#### Task item:
Write down exactly the lines from the one with "Convert this screenshot" to the end of the data, first and last included, and no others.

#### Data in this exercise:
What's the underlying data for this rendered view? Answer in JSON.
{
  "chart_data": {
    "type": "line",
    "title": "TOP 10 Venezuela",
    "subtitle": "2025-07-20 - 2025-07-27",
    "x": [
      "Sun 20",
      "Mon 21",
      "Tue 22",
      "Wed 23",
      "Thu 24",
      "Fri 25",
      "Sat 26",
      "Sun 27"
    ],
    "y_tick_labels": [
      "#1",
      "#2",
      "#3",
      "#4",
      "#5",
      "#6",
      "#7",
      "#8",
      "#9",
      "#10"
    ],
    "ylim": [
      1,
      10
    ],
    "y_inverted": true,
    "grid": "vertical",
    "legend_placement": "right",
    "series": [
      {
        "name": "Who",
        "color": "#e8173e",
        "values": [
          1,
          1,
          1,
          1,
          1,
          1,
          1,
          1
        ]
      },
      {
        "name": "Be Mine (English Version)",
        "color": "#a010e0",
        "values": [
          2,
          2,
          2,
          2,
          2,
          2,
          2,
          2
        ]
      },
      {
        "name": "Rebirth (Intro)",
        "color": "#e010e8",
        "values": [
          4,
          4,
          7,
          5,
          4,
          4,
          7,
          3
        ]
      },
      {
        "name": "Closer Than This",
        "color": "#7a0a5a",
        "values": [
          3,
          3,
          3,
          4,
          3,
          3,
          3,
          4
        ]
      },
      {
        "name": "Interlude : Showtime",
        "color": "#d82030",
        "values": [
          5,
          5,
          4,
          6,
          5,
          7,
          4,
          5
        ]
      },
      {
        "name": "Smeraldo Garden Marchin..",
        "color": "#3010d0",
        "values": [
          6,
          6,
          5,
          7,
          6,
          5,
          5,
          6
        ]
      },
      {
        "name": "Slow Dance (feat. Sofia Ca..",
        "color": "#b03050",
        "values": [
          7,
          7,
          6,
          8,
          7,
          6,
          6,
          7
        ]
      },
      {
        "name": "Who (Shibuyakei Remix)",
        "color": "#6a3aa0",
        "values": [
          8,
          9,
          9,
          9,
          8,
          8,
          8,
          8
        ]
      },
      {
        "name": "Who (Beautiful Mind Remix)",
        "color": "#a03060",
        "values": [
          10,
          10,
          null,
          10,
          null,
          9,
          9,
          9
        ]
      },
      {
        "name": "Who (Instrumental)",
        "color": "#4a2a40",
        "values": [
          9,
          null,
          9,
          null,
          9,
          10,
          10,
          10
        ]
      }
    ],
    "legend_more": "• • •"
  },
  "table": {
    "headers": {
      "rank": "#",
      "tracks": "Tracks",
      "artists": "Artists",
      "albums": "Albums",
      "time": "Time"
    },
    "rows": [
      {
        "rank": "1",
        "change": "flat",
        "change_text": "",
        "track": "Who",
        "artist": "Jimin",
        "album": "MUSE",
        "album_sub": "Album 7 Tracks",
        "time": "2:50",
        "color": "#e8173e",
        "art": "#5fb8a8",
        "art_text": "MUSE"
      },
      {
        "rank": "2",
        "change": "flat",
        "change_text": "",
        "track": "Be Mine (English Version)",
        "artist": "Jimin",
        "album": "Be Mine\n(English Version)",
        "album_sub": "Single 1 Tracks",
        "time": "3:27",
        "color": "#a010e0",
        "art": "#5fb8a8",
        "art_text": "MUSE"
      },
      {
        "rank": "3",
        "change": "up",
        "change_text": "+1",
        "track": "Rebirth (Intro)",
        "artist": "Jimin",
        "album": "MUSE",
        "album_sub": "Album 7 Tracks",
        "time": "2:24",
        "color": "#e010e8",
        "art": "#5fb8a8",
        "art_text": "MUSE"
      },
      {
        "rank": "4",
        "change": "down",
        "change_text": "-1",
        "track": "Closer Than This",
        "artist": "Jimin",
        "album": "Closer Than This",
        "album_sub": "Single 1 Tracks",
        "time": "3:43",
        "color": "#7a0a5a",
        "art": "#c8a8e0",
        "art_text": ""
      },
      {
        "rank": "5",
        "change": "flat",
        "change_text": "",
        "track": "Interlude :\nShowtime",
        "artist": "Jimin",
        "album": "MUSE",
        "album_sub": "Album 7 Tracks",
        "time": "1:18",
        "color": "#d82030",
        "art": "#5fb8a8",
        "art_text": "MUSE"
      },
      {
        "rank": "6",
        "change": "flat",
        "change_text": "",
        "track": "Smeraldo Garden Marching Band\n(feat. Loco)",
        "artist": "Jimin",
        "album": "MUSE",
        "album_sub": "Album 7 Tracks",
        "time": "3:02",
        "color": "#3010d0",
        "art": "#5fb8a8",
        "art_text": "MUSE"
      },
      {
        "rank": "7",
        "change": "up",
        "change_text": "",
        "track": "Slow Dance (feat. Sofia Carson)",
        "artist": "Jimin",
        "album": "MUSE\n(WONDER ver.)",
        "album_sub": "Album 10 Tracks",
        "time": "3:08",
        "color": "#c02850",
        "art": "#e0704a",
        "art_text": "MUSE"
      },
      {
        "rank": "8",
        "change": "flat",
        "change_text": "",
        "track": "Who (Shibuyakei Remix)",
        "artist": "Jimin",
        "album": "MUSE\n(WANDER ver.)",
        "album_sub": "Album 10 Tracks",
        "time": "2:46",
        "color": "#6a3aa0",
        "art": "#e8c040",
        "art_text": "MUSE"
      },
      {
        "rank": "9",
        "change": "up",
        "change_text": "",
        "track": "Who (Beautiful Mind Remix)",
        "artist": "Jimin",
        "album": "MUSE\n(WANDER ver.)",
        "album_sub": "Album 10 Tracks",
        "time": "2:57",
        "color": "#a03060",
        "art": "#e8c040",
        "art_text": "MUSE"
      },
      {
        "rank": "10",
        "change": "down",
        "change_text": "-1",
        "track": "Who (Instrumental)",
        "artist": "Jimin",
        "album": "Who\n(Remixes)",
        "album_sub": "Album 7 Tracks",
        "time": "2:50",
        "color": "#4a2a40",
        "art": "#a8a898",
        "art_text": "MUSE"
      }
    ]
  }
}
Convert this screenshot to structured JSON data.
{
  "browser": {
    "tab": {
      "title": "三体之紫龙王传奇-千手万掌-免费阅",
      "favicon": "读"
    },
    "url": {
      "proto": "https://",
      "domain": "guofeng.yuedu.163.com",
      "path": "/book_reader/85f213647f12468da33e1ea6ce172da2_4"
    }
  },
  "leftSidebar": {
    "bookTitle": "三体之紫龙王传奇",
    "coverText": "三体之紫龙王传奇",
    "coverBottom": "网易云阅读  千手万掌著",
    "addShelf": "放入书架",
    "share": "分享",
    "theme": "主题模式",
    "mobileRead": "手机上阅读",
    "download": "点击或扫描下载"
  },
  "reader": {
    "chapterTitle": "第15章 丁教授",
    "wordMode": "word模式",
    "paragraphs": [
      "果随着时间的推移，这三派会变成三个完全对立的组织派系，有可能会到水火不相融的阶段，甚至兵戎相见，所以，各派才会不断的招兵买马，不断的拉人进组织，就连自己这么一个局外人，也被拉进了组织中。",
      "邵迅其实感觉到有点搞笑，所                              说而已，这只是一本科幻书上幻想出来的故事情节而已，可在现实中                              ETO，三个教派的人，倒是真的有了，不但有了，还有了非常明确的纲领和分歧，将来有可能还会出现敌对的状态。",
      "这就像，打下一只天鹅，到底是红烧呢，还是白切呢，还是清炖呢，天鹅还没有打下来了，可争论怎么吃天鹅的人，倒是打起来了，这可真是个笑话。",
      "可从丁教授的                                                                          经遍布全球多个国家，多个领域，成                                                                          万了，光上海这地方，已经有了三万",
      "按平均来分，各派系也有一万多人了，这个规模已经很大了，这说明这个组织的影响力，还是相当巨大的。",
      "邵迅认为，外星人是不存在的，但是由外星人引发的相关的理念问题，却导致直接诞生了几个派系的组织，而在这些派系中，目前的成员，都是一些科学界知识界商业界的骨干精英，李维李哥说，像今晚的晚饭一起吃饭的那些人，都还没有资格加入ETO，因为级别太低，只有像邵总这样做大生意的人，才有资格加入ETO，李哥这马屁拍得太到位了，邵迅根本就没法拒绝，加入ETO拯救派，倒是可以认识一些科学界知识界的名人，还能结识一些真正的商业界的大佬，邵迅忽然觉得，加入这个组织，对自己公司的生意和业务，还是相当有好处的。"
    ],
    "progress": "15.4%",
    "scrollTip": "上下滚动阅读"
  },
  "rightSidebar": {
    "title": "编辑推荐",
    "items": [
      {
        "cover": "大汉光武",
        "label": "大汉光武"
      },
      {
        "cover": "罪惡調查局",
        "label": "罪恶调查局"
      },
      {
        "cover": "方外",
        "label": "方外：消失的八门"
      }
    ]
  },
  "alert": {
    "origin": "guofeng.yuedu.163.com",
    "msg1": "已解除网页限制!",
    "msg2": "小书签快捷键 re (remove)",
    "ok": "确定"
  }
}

#### Result:
Convert this screenshot to structured JSON data.
{
  "browser": {
    "tab": {
      "title": "三体之紫龙王传奇-千手万掌-免费阅",
      "favicon": "读"
    },
    "url": {
      "proto": "https://",
      "domain": "guofeng.yuedu.163.com",
      "path": "/book_reader/85f213647f12468da33e1ea6ce172da2_4"
    }
  },
  "leftSidebar": {
    "bookTitle": "三体之紫龙王传奇",
    "coverText": "三体之紫龙王传奇",
    "coverBottom": "网易云阅读  千手万掌著",
    "addShelf": "放入书架",
    "share": "分享",
    "theme": "主题模式",
    "mobileRead": "手机上阅读",
    "download": "点击或扫描下载"
  },
  "reader": {
    "chapterTitle": "第15章 丁教授",
    "wordMode": "word模式",
    "paragraphs": [
      "果随着时间的推移，这三派会变成三个完全对立的组织派系，有可能会到水火不相融的阶段，甚至兵戎相见，所以，各派才会不断的招兵买马，不断的拉人进组织，就连自己这么一个局外人，也被拉进了组织中。",
      "邵迅其实感觉到有点搞笑，所                              说而已，这只是一本科幻书上幻想出来的故事情节而已，可在现实中                              ETO，三个教派的人，倒是真的有了，不但有了，还有了非常明确的纲领和分歧，将来有可能还会出现敌对的状态。",
      "这就像，打下一只天鹅，到底是红烧呢，还是白切呢，还是清炖呢，天鹅还没有打下来了，可争论怎么吃天鹅的人，倒是打起来了，这可真是个笑话。",
      "可从丁教授的                                                                          经遍布全球多个国家，多个领域，成                                                                          万了，光上海这地方，已经有了三万",
      "按平均来分，各派系也有一万多人了，这个规模已经很大了，这说明这个组织的影响力，还是相当巨大的。",
      "邵迅认为，外星人是不存在的，但是由外星人引发的相关的理念问题，却导致直接诞生了几个派系的组织，而在这些派系中，目前的成员，都是一些科学界知识界商业界的骨干精英，李维李哥说，像今晚的晚饭一起吃饭的那些人，都还没有资格加入ETO，因为级别太低，只有像邵总这样做大生意的人，才有资格加入ETO，李哥这马屁拍得太到位了，邵迅根本就没法拒绝，加入ETO拯救派，倒是可以认识一些科学界知识界的名人，还能结识一些真正的商业界的大佬，邵迅忽然觉得，加入这个组织，对自己公司的生意和业务，还是相当有好处的。"
    ],
    "progress": "15.4%",
    "scrollTip": "上下滚动阅读"
  },
  "rightSidebar": {
    "title": "编辑推荐",
    "items": [
      {
        "cover": "大汉光武",
        "label": "大汉光武"
      },
      {
        "cover": "罪惡調查局",
        "label": "罪恶调查局"
      },
      {
        "cover": "方外",
        "label": "方外：消失的八门"
      }
    ]
  },
  "alert": {
    "origin": "guofeng.yuedu.163.com",
    "msg1": "已解除网页限制!",
    "msg2": "小书签快捷键 re (remove)",
    "ok": "确定"
  }
}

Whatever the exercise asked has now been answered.